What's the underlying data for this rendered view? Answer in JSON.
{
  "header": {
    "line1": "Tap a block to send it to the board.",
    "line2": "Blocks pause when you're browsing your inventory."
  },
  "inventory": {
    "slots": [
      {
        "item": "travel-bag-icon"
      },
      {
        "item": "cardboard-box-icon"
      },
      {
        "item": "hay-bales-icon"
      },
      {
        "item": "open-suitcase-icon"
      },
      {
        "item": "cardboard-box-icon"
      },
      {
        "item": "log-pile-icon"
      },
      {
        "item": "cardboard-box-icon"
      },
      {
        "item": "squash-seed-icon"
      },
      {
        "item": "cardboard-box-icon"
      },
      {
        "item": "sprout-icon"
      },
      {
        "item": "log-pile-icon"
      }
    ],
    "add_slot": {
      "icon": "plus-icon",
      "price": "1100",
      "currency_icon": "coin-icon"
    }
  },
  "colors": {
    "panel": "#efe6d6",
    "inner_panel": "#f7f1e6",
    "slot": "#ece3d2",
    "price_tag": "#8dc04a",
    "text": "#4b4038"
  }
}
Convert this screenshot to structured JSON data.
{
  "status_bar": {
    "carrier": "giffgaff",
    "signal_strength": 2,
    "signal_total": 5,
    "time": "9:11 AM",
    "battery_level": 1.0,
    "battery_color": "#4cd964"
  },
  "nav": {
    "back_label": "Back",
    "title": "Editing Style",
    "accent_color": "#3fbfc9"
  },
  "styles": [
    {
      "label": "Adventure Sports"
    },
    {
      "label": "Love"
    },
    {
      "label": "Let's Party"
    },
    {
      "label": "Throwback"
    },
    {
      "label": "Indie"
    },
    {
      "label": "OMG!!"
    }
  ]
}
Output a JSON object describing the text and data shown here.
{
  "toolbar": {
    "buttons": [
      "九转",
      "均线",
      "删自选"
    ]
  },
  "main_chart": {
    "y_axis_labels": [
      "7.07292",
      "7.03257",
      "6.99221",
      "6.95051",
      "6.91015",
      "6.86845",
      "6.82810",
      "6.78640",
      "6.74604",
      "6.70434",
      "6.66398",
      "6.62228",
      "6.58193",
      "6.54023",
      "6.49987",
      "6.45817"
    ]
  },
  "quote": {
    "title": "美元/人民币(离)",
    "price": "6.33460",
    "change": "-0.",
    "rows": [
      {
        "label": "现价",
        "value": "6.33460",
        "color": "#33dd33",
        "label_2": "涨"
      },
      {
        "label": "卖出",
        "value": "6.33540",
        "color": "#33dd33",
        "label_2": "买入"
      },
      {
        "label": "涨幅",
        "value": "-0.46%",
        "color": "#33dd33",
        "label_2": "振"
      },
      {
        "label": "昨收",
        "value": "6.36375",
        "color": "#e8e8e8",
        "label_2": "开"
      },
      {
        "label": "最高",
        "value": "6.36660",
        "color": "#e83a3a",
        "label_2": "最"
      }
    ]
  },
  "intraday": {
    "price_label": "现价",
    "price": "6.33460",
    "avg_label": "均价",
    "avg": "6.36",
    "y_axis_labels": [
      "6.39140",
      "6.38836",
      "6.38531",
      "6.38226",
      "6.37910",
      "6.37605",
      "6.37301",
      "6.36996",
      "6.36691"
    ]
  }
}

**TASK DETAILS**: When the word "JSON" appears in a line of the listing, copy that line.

**RESULT OF THE EXERCISE**:
What's the underlying data for this rendered view? Answer in JSON.
Convert this screenshot to structured JSON data.
Output a JSON object describing the text and data shown here.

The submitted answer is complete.